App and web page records
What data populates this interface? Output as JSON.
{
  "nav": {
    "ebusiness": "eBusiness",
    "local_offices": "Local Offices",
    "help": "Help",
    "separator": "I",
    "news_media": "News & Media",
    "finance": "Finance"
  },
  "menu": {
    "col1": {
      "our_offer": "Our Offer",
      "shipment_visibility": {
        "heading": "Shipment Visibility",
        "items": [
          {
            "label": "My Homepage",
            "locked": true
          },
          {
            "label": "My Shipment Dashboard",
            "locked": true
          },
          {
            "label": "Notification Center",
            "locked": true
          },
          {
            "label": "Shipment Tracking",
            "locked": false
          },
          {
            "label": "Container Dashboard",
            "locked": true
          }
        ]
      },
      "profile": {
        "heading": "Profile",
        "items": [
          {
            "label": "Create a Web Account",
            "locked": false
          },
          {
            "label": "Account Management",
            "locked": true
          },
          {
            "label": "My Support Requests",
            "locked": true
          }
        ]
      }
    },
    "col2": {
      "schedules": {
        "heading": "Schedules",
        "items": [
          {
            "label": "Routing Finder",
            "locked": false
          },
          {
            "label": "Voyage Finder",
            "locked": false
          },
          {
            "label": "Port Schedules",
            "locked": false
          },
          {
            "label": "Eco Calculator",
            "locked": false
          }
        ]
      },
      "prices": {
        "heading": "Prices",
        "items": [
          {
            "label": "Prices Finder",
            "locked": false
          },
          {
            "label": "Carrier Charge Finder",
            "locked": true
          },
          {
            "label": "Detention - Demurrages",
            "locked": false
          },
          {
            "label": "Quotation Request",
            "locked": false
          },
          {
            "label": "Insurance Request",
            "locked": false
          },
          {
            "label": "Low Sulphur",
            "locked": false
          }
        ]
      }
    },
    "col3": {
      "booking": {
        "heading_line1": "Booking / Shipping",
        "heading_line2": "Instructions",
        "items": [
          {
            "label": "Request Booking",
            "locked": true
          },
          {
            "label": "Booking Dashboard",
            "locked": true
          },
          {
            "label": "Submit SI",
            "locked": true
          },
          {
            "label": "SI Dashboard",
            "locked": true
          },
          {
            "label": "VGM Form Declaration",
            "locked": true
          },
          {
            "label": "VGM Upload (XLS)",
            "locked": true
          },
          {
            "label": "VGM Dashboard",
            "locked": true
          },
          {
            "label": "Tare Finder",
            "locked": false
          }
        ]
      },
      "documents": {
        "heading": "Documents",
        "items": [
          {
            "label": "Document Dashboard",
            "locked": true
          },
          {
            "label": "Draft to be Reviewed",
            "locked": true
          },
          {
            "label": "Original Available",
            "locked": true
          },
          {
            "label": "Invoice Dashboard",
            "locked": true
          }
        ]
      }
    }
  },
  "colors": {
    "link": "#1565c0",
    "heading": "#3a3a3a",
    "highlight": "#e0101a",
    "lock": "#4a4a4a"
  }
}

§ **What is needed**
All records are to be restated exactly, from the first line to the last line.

§ **Solution for this exercise**
What data populates this interface? Output as JSON.
{
  "nav": {
    "ebusiness": "eBusiness",
    "local_offices": "Local Offices",
    "help": "Help",
    "separator": "I",
    "news_media": "News & Media",
    "finance": "Finance"
  },
  "menu": {
    "col1": {
      "our_offer": "Our Offer",
      "shipment_visibility": {
        "heading": "Shipment Visibility",
        "items": [
          {
            "label": "My Homepage",
            "locked": true
          },
          {
            "label": "My Shipment Dashboard",
            "locked": true
          },
          {
            "label": "Notification Center",
            "locked": true
          },
          {
            "label": "Shipment Tracking",
            "locked": false
          },
          {
            "label": "Container Dashboard",
            "locked": true
          }
        ]
      },
      "profile": {
        "heading": "Profile",
        "items": [
          {
            "label": "Create a Web Account",
            "locked": false
          },
          {
            "label": "Account Management",
            "locked": true
          },
          {
            "label": "My Support Requests",
            "locked": true
          }
        ]
      }
    },
    "col2": {
      "schedules": {
        "heading": "Schedules",
        "items": [
          {
            "label": "Routing Finder",
            "locked": false
          },
          {
            "label": "Voyage Finder",
            "locked": false
          },
          {
            "label": "Port Schedules",
            "locked": false
          },
          {
            "label": "Eco Calculator",
            "locked": false
          }
        ]
      },
      "prices": {
        "heading": "Prices",
        "items": [
          {
            "label": "Prices Finder",
            "locked": false
          },
          {
            "label": "Carrier Charge Finder",
            "locked": true
          },
          {
            "label": "Detention - Demurrages",
            "locked": false
          },
          {
            "label": "Quotation Request",
            "locked": false
          },
          {
            "label": "Insurance Request",
            "locked": false
          },
          {
            "label": "Low Sulphur",
            "locked": false
          }
        ]
      }
    },
    "col3": {
      "booking": {
        "heading_line1": "Booking / Shipping",
        "heading_line2": "Instructions",
        "items": [
          {
            "label": "Request Booking",
            "locked": true
          },
          {
            "label": "Booking Dashboard",
            "locked": true
          },
          {
            "label": "Submit SI",
            "locked": true
          },
          {
            "label": "SI Dashboard",
            "locked": true
          },
          {
            "label": "VGM Form Declaration",
            "locked": true
          },
          {
            "label": "VGM Upload (XLS)",
            "locked": true
          },
          {
            "label": "VGM Dashboard",
            "locked": true
          },
          {
            "label": "Tare Finder",
            "locked": false
          }
        ]
      },
      "documents": {
        "heading": "Documents",
        "items": [
          {
            "label": "Document Dashboard",
            "locked": true
          },
          {
            "label": "Draft to be Reviewed",
            "locked": true
          },
          {
            "label": "Original Available",
            "locked": true
          },
          {
            "label": "Invoice Dashboard",
            "locked": true
          }
        ]
      }
    }
  },
  "colors": {
    "link": "#1565c0",
    "heading": "#3a3a3a",
    "highlight": "#e0101a",
    "lock": "#4a4a4a"
  }
}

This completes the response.